Why is it that two people can offer the same terms, product, or service; and one can walk away with the deal while the other is left empty handed? The answer is what negotiators call “posture.” The way you present yourself can have powerful effects on your perceived credibility, trustworthiness, and authority.

Remember back to the playground, when kids used to pick teams. Who was more likely to get picked: the kid who stood tall, with a confident smile, and an indifference to which team he was chosen for; or the kid who was turned away from the crowd, half hunched over, desperate to be on the “cool” team?

Posture in The Business World

Now that we’re grown up, posture is a much more complex concept than it was on the playground. Instead of being about how you stand or the look on your face, now it has to do with how you carry yourself socially, emotionally, and physically.

Whether or not you close a deal has a lot to do with the subtle messages you send out about yourself in a negotiation. Are you conveying a sense of authority in your field? Are you creating urgency? Are you creating an environment in which clients are competing for your services instead of you competing for client’s business?

Posture is what gives experience negotiators a huge advantage over inexperienced ones. It’s a quality that can be learned over time, but takes patience to master. What constitutes posture is often subtle, and requires your attention to notice.

The Mower Store

Imagine a lawn mower store with a sales force of two: one who’s older and more experienced, and another who’s green, but excited to learn. Two customers walk in the door and are approached by each of our salespersons simultaneously.

As if in a parallel universe, both customers ask the exact same questions about the same mower, and both salespersons give the exact same answers. The only difference is how they say it.

The younger salesperson is so excited to see a customer, you can hear it in his voice. His eyes are bright and his enthusiasm is giving away the fact that he hasn’t had a sale all week.

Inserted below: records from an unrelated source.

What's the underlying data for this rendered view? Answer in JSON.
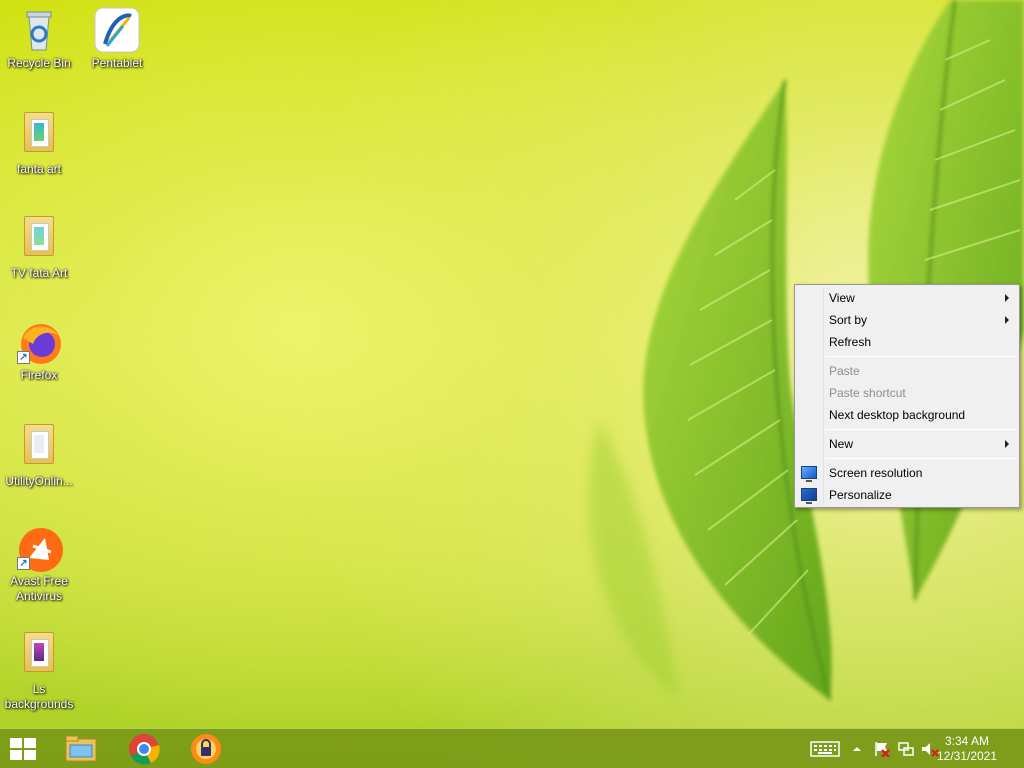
{
  "desktop": {
    "icons": [
      {
        "label": "Recycle Bin",
        "icon": "recycle-bin-icon"
      },
      {
        "label": "Pentablet",
        "icon": "pentablet-icon"
      },
      {
        "label": "fanta art",
        "icon": "folder-icon"
      },
      {
        "label": "TV fata Art",
        "icon": "folder-icon"
      },
      {
        "label": "Firefox",
        "icon": "firefox-icon"
      },
      {
        "label": "UtilityOnlin...",
        "icon": "folder-icon"
      },
      {
        "label": "Avast Free Antivirus",
        "icon": "avast-icon"
      },
      {
        "label": "Ls backgrounds",
        "icon": "folder-icon"
      }
    ]
  },
  "context_menu": {
    "items": [
      {
        "label": "View",
        "submenu": true,
        "enabled": true
      },
      {
        "label": "Sort by",
        "submenu": true,
        "enabled": true
      },
      {
        "label": "Refresh",
        "submenu": false,
        "enabled": true
      },
      {
        "label": "Paste",
        "submenu": false,
        "enabled": false
      },
      {
        "label": "Paste shortcut",
        "submenu": false,
        "enabled": false
      },
      {
        "label": "Next desktop background",
        "submenu": false,
        "enabled": true
      },
      {
        "label": "New",
        "submenu": true,
        "enabled": true
      },
      {
        "label": "Screen resolution",
        "submenu": false,
        "enabled": true,
        "icon": "monitor-icon"
      },
      {
        "label": "Personalize",
        "submenu": false,
        "enabled": true,
        "icon": "personalize-icon"
      }
    ]
  },
  "taskbar": {
    "pinned": [
      {
        "name": "start-button",
        "icon": "windows-logo-icon"
      },
      {
        "name": "file-explorer",
        "icon": "file-explorer-icon"
      },
      {
        "name": "chrome",
        "icon": "chrome-icon"
      },
      {
        "name": "avast-secure-browser",
        "icon": "avast-browser-icon"
      }
    ],
    "tray": {
      "icons": [
        "keyboard-icon",
        "show-hidden-icons-chevron",
        "action-center-flag-icon",
        "network-icon",
        "volume-muted-icon"
      ]
    },
    "clock": {
      "time": "3:34 AM",
      "date": "12/31/2021"
    }
  },
  "colors": {
    "taskbar": "#7a9818",
    "wallpaper_base": "#d4e42a",
    "leaf": "#7fbf22"
  }
}
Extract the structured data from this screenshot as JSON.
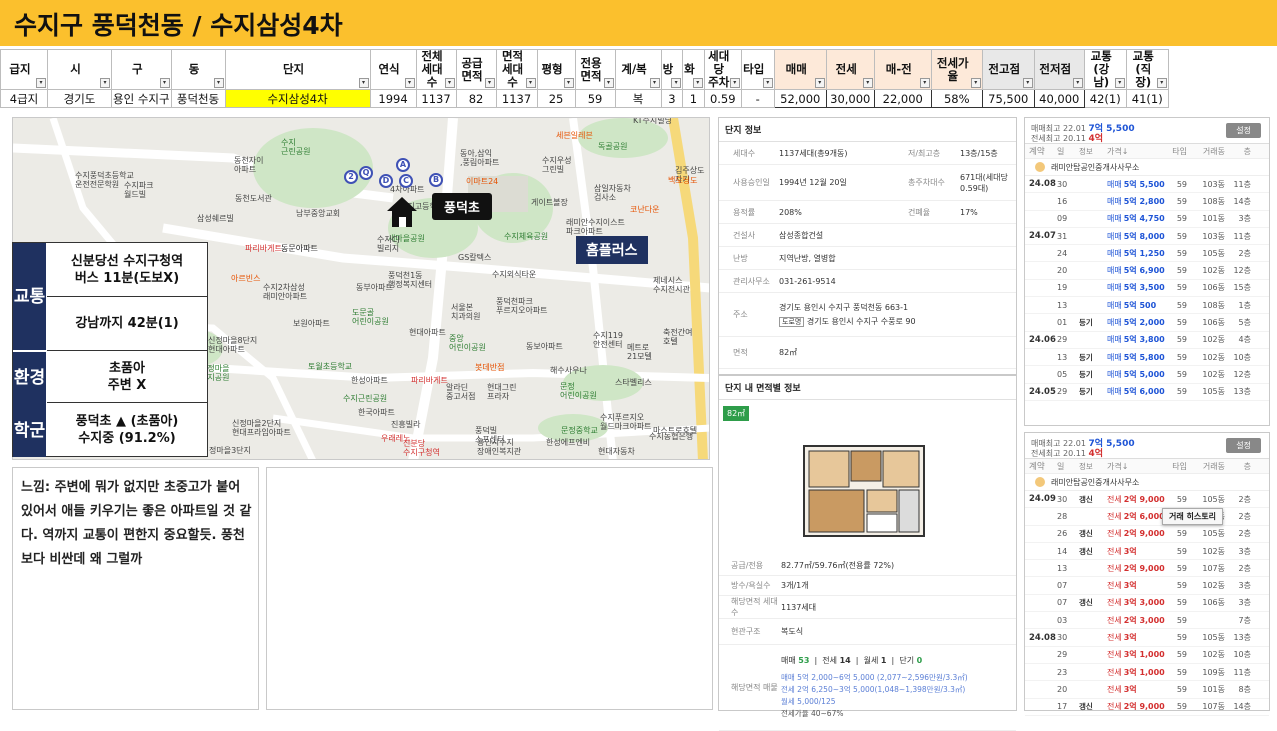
{
  "title": "수지구 풍덕천동 / 수지삼성4차",
  "table": {
    "headers": [
      "급지",
      "시",
      "구",
      "동",
      "단지",
      "연식",
      "전체\n세대수",
      "공급\n면적",
      "면적\n세대수",
      "평형",
      "전용\n면적",
      "계/복",
      "방",
      "화",
      "세대당\n주차",
      "타입",
      "매매",
      "전세",
      "매-전",
      "전세가율",
      "전고점",
      "전저점",
      "교통\n(강남)",
      "교통\n(직장)"
    ],
    "row": [
      "4급지",
      "경기도",
      "용인 수지구",
      "풍덕천동",
      "수지삼성4차",
      "1994",
      "1137",
      "82",
      "1137",
      "25",
      "59",
      "복",
      "3",
      "1",
      "0.59",
      "-",
      "52,000",
      "30,000",
      "22,000",
      "58%",
      "75,500",
      "40,000",
      "42(1)",
      "41(1)"
    ]
  },
  "map": {
    "labels": [
      {
        "t": "KT수지빌딩",
        "c": ""
      },
      {
        "t": "세븐일레븐",
        "c": "o"
      },
      {
        "t": "수지\n근린공원",
        "c": "g"
      },
      {
        "t": "동천자이\n아파트",
        "c": ""
      },
      {
        "t": "수지풍덕초등학교\n운전전문학원",
        "c": ""
      },
      {
        "t": "수지파크\n월드빌",
        "c": ""
      },
      {
        "t": "동천도서관",
        "c": ""
      },
      {
        "t": "남부중앙교회",
        "c": ""
      },
      {
        "t": "삼성쉐르빌",
        "c": ""
      },
      {
        "t": "동아,삼익\n,풍림아파트",
        "c": ""
      },
      {
        "t": "이마트24",
        "c": "o"
      },
      {
        "t": "수지우성\n그린빌",
        "c": ""
      },
      {
        "t": "독골공원",
        "c": "g"
      },
      {
        "t": "김주상도자기",
        "c": ""
      },
      {
        "t": "삼일자동차\n검사소",
        "c": ""
      },
      {
        "t": "게이트볼장",
        "c": ""
      },
      {
        "t": "래미안수지이스트\n파크아파트",
        "c": ""
      },
      {
        "t": "백도닝도",
        "c": "o"
      },
      {
        "t": "동문아파트",
        "c": ""
      },
      {
        "t": "파리바게트",
        "c": "r"
      },
      {
        "t": "새마을공원",
        "c": "g"
      },
      {
        "t": "수지체육공원",
        "c": "g"
      },
      {
        "t": "GS칼텍스",
        "c": ""
      },
      {
        "t": "풍덕천1동\n행정복지센터",
        "c": ""
      },
      {
        "t": "수지외식타운",
        "c": ""
      },
      {
        "t": "제네시스\n수지전시관",
        "c": ""
      },
      {
        "t": "아르빈스",
        "c": "o"
      },
      {
        "t": "수지2차삼성\n래미안아파트",
        "c": ""
      },
      {
        "t": "동부아파트",
        "c": ""
      },
      {
        "t": "도문골\n어린이공원",
        "c": "g"
      },
      {
        "t": "보원아파트",
        "c": ""
      },
      {
        "t": "서울본\n치과의원",
        "c": ""
      },
      {
        "t": "풍덕천파크\n푸르지오아파트",
        "c": ""
      },
      {
        "t": "현대아파트",
        "c": ""
      },
      {
        "t": "중앙\n어린이공원",
        "c": "g"
      },
      {
        "t": "동보아파트",
        "c": ""
      },
      {
        "t": "수지119\n안전센터",
        "c": ""
      },
      {
        "t": "메트로\n21모텔",
        "c": ""
      },
      {
        "t": "신정마을8단지\n현대아파트",
        "c": ""
      },
      {
        "t": "토월초등학교",
        "c": "g"
      },
      {
        "t": "한성아파트",
        "c": ""
      },
      {
        "t": "파리바게트",
        "c": "r"
      },
      {
        "t": "봇데반점",
        "c": "o"
      },
      {
        "t": "신정마을\n수지공원",
        "c": "g"
      },
      {
        "t": "알라딘\n중고서점",
        "c": ""
      },
      {
        "t": "현대그린\n프라자",
        "c": ""
      },
      {
        "t": "해수사우나",
        "c": ""
      },
      {
        "t": "문정\n어린이공원",
        "c": "g"
      },
      {
        "t": "스타벨리스",
        "c": ""
      },
      {
        "t": "수지근린공원",
        "c": "g"
      },
      {
        "t": "한국아파트",
        "c": ""
      },
      {
        "t": "진흥빌라",
        "c": ""
      },
      {
        "t": "신정마을2단지\n현대프라임아파트",
        "c": ""
      },
      {
        "t": "우래레노",
        "c": "r"
      },
      {
        "t": "정마을3단지",
        "c": ""
      },
      {
        "t": "풍덕빌\n스프센터",
        "c": ""
      },
      {
        "t": "용인시수지\n장애인복지관",
        "c": ""
      },
      {
        "t": "문정중학교",
        "c": "g"
      },
      {
        "t": "수지푸르지오\n월드마크아파트",
        "c": ""
      },
      {
        "t": "한성에프엔비",
        "c": ""
      },
      {
        "t": "마스트로호텔",
        "c": ""
      },
      {
        "t": "현대자동차",
        "c": ""
      },
      {
        "t": "수지농협은행",
        "c": ""
      },
      {
        "t": "축전간여\n호텔",
        "c": ""
      },
      {
        "t": "코난다운",
        "c": "o"
      },
      {
        "t": "4차아파트",
        "c": ""
      },
      {
        "t": "수지고등학교",
        "c": ""
      },
      {
        "t": "수지CJ\n빌리지",
        "c": ""
      },
      {
        "t": "동문아파트",
        "c": ""
      },
      {
        "t": "신분당\n수지구청역",
        "c": "r"
      }
    ],
    "school_label": "풍덕초",
    "mall_label": "홈플러스",
    "pins": [
      "Q",
      "A",
      "B",
      "C",
      "D",
      "2"
    ]
  },
  "info_box": {
    "traffic_cat": "교통",
    "traffic": [
      "신분당선 수지구청역\n버스 11분(도보X)",
      "강남까지 42분(1)"
    ],
    "env_cat": "환경",
    "school_cat": "학군",
    "env": [
      "초품아\n주변 X"
    ],
    "school": [
      "풍덕초 ▲ (초품아)\n수지중 (91.2%)"
    ]
  },
  "memo": "느낌: 주변에 뭐가 없지만 초중고가 붙어 있어서 애들 키우기는 좋은 아파트일 것 같다. 역까지 교통이 편한지 중요할듯. 풍천보다 비싼데 왜 그럴까",
  "complex": {
    "title": "단지 정보",
    "rows": [
      {
        "k": "세대수",
        "v": "1137세대(총9개동)",
        "k2": "저/최고층",
        "v2": "13층/15층"
      },
      {
        "k": "사용승인일",
        "v": "1994년 12월 20일",
        "k2": "총주차대수",
        "v2": "671대(세대당 0.59대)"
      },
      {
        "k": "용적률",
        "v": "208%",
        "k2": "건폐율",
        "v2": "17%"
      },
      {
        "k": "건설사",
        "v": "삼성종합건설"
      },
      {
        "k": "난방",
        "v": "지역난방, 열병합"
      },
      {
        "k": "관리사무소",
        "v": "031-261-9514"
      },
      {
        "k": "주소",
        "v": "경기도 용인시 수지구 풍덕천동 663-1",
        "v_road_tag": "도로명",
        "v_road": "경기도 용인시 수지구 수풍로 90"
      },
      {
        "k": "면적",
        "v": "82㎡"
      }
    ]
  },
  "plan": {
    "title": "단지 내 면적별 정보",
    "tab": "82㎡",
    "rows": [
      {
        "k": "공급/전용",
        "v": "82.77㎡/59.76㎡(전용률 72%)"
      },
      {
        "k": "방수/욕실수",
        "v": "3개/1개"
      },
      {
        "k": "해당면적 세대수",
        "v": "1137세대"
      },
      {
        "k": "현관구조",
        "v": "복도식"
      }
    ],
    "counts": {
      "매매": "53",
      "전세": "14",
      "월세": "1",
      "단기": "0"
    },
    "price_k": "해당면적 매물",
    "price_lines": [
      "매매 5억 2,000~6억 5,000 (2,077~2,596만원/3.3㎡)",
      "전세 2억 6,250~3억 5,000(1,048~1,398만원/3.3㎡)",
      "월세 5,000/125",
      "전세가율 40~67%"
    ]
  },
  "trade1": {
    "hi_label": "매매최고",
    "hi_date": "22.01",
    "hi_val": "7억 5,500",
    "lo_label": "전세최고",
    "lo_date": "20.11",
    "lo_val": "4억",
    "btn": "설정",
    "cols": [
      "계약",
      "일",
      "정보",
      "가격↓",
      "타입",
      "거래동",
      "층"
    ],
    "agent": "래미안탑공인중개사사무소",
    "rows": [
      {
        "m": "24.08",
        "d": "30",
        "i": "",
        "p": "5억 5,500",
        "t": "59",
        "b": "103동",
        "f": "11층"
      },
      {
        "m": "",
        "d": "16",
        "i": "",
        "p": "5억 2,800",
        "t": "59",
        "b": "108동",
        "f": "14층"
      },
      {
        "m": "",
        "d": "09",
        "i": "",
        "p": "5억 4,750",
        "t": "59",
        "b": "101동",
        "f": "3층"
      },
      {
        "m": "24.07",
        "d": "31",
        "i": "",
        "p": "5억 8,000",
        "t": "59",
        "b": "103동",
        "f": "11층"
      },
      {
        "m": "",
        "d": "24",
        "i": "",
        "p": "5억 1,250",
        "t": "59",
        "b": "105동",
        "f": "2층"
      },
      {
        "m": "",
        "d": "20",
        "i": "",
        "p": "5억 6,900",
        "t": "59",
        "b": "102동",
        "f": "12층"
      },
      {
        "m": "",
        "d": "19",
        "i": "",
        "p": "5억 3,500",
        "t": "59",
        "b": "106동",
        "f": "15층"
      },
      {
        "m": "",
        "d": "13",
        "i": "",
        "p": "5억 500",
        "t": "59",
        "b": "108동",
        "f": "1층"
      },
      {
        "m": "",
        "d": "01",
        "i": "등기",
        "p": "5억 2,000",
        "t": "59",
        "b": "106동",
        "f": "5층"
      },
      {
        "m": "24.06",
        "d": "29",
        "i": "",
        "p": "5억 3,800",
        "t": "59",
        "b": "102동",
        "f": "4층"
      },
      {
        "m": "",
        "d": "13",
        "i": "등기",
        "p": "5억 5,800",
        "t": "59",
        "b": "102동",
        "f": "10층"
      },
      {
        "m": "",
        "d": "05",
        "i": "등기",
        "p": "5억 5,000",
        "t": "59",
        "b": "102동",
        "f": "12층"
      },
      {
        "m": "24.05",
        "d": "29",
        "i": "등기",
        "p": "5억 6,000",
        "t": "59",
        "b": "105동",
        "f": "13층"
      }
    ]
  },
  "trade2": {
    "hi_label": "매매최고",
    "hi_date": "22.01",
    "hi_val": "7억 5,500",
    "lo_label": "전세최고",
    "lo_date": "20.11",
    "lo_val": "4억",
    "btn": "설정",
    "cols": [
      "계약",
      "일",
      "정보",
      "가격↓",
      "타입",
      "거래동",
      "층"
    ],
    "agent": "래미안탑공인중개사사무소",
    "tooltip": "거래 히스토리",
    "rows": [
      {
        "m": "24.09",
        "d": "30",
        "i": "갱신",
        "p": "2억 9,000",
        "t": "59",
        "b": "105동",
        "f": "2층"
      },
      {
        "m": "",
        "d": "28",
        "i": "",
        "p": "2억 6,000",
        "t": "59",
        "b": "106동",
        "f": "2층"
      },
      {
        "m": "",
        "d": "26",
        "i": "갱신",
        "p": "2억 9,000",
        "t": "59",
        "b": "105동",
        "f": "2층"
      },
      {
        "m": "",
        "d": "14",
        "i": "갱신",
        "p": "3억",
        "t": "59",
        "b": "102동",
        "f": "3층"
      },
      {
        "m": "",
        "d": "13",
        "i": "",
        "p": "2억 9,000",
        "t": "59",
        "b": "107동",
        "f": "2층"
      },
      {
        "m": "",
        "d": "07",
        "i": "",
        "p": "3억",
        "t": "59",
        "b": "102동",
        "f": "3층"
      },
      {
        "m": "",
        "d": "07",
        "i": "갱신",
        "p": "3억 3,000",
        "t": "59",
        "b": "106동",
        "f": "3층"
      },
      {
        "m": "",
        "d": "03",
        "i": "",
        "p": "2억 3,000",
        "t": "59",
        "b": "",
        "f": "7층"
      },
      {
        "m": "24.08",
        "d": "30",
        "i": "",
        "p": "3억",
        "t": "59",
        "b": "105동",
        "f": "13층"
      },
      {
        "m": "",
        "d": "29",
        "i": "",
        "p": "3억 1,000",
        "t": "59",
        "b": "102동",
        "f": "10층"
      },
      {
        "m": "",
        "d": "23",
        "i": "",
        "p": "3억 1,000",
        "t": "59",
        "b": "109동",
        "f": "11층"
      },
      {
        "m": "",
        "d": "20",
        "i": "",
        "p": "3억",
        "t": "59",
        "b": "101동",
        "f": "8층"
      },
      {
        "m": "",
        "d": "17",
        "i": "갱신",
        "p": "2억 9,000",
        "t": "59",
        "b": "107동",
        "f": "14층"
      }
    ]
  },
  "labels": {
    "buy": "매매",
    "rent": "전세",
    "maeme": "매매",
    "jeonse": "전세",
    "wolse": "월세",
    "dangi": "단기"
  },
  "colors": {
    "title_bg": "#fbc02d",
    "navy": "#1f3160",
    "highlight": "#ffff00",
    "buy": "#1e54d6",
    "rent": "#d32f2f"
  }
}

He follows around the customer like a puppy dog and caters to his every move.

The more experienced salesperson holds herself high, with confidence. Her professionalism conveys the fact that she doesn’t need this sale; she’s had plenty already. She politely smiles, is hospitable, and makes an effort to find answers for the customer; but doesn’t over-accommodate.

At the same time, both customers raise the same objection about the mower and insult our sales team’s intelligence. The green salesperson apologetically gives his rebuttal, scrambling to recover; while our seasoned veteran gives the same answer, but does so with confidence and turns away as if she would rather give up the sale than be insulted.

Posture Vs. Attitude

Having posture is different than having “an attitude.” Posture conveys a sense of sureness in one’s self, and definiteness of purpose. It’s neither “soft” nor “hard”; it’s somewhere in between.

Don’t Apologize

A person with posture confidently states her position, without apology. Excessive apology conveys a sense of incompetence. When talking about an objection, or a weak position that you might hold; communicate “this is the way it is, take it or leave it.”

Be Passionate

Passion, when combined with confidence, is extremely powerful. Not only do you know what you’re doing, you’re excited to do it. Communicate a sense of: “This train is going places and it can’t stay here for long. I know where I’m going, hop on board!”

Ask Questions

As long as you’re the one asking questions, you control the conversation. People love to talk about themselves, so let them.

Don’t Engage in Mudslinging

A person with posture doesn’t lower themselves into the mud. An ignorant personal attack doesn’t warrant a response.

The internet is flooded with people who hide behind their computers and sling mud at each other. It’s easy to let you emotions take over and engage, but it’s much more powerful to ignore. Engaging with mudslingers lowers yourself to their level and strips you of credibility.

Build Posture

Posture is one of those hard-to-describe qualities that give some people what it takes to be successful. It can be developed through attention to detail and hard work. Pay attention to how you are posturing yourself and you’ll start to close more deals.